> Goal of the exercise:
From the listing below, pull each line that includes "value".

(Extracted data Opens)

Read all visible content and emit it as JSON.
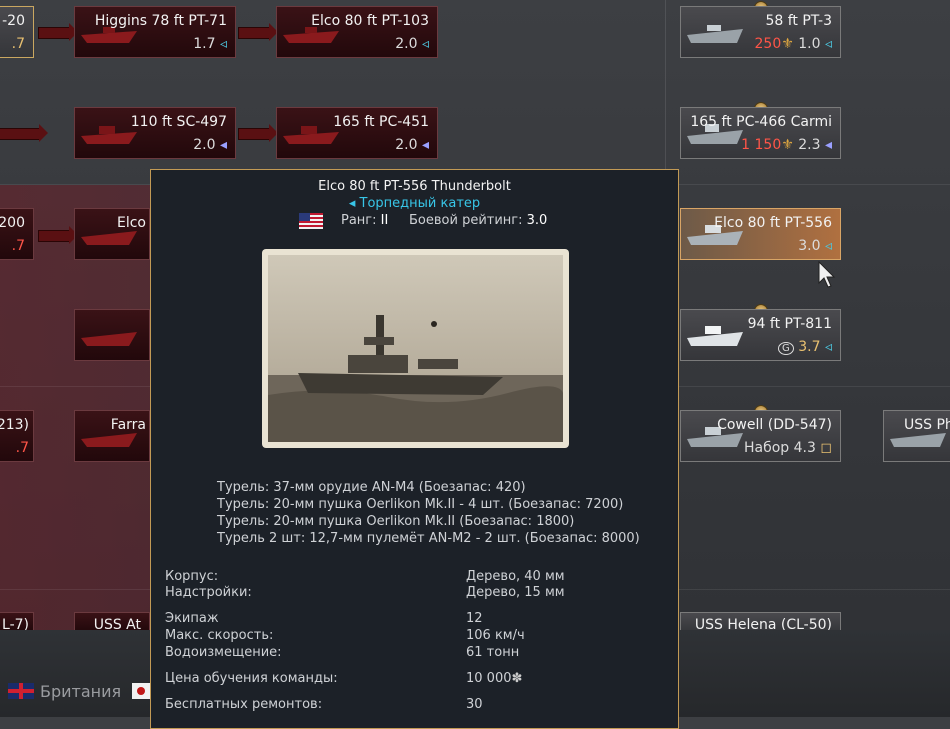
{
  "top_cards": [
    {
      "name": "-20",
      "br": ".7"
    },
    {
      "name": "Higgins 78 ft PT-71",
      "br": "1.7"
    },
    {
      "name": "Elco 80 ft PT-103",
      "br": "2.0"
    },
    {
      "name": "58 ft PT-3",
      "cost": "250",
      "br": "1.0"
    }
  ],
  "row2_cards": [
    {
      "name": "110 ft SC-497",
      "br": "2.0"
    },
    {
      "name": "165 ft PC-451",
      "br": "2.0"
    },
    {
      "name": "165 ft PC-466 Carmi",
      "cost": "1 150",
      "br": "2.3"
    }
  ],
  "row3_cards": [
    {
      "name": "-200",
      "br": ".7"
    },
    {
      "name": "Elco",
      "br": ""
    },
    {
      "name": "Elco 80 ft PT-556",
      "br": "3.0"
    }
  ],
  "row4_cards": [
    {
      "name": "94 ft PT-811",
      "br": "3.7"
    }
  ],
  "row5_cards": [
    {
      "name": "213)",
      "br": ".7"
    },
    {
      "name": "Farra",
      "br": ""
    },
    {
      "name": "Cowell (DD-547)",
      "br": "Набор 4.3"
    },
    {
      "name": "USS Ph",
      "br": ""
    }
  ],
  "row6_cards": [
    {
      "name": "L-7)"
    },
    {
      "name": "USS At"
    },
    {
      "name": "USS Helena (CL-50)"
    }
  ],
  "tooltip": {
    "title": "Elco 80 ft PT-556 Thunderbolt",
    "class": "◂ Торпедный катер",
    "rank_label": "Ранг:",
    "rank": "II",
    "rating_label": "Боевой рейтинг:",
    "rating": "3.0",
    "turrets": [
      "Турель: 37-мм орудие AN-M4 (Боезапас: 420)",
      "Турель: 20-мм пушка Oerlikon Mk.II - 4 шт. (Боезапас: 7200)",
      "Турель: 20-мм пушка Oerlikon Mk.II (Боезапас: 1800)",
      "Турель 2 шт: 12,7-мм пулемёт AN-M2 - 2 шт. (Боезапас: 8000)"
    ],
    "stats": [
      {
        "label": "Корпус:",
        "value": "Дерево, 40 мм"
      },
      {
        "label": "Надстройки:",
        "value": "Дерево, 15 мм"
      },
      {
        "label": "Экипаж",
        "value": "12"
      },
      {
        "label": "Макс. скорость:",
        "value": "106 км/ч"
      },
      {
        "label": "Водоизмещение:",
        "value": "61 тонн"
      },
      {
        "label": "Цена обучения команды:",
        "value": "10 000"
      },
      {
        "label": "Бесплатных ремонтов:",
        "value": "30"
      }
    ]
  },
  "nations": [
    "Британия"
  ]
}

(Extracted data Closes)

> Output of the exercise:
        "value": "Дерево, 40 мм"
        "value": "Дерево, 15 мм"
        "value": "12"
        "value": "106 км/ч"
        "value": "61 тонн"
        "value": "10 000"
        "value": "30"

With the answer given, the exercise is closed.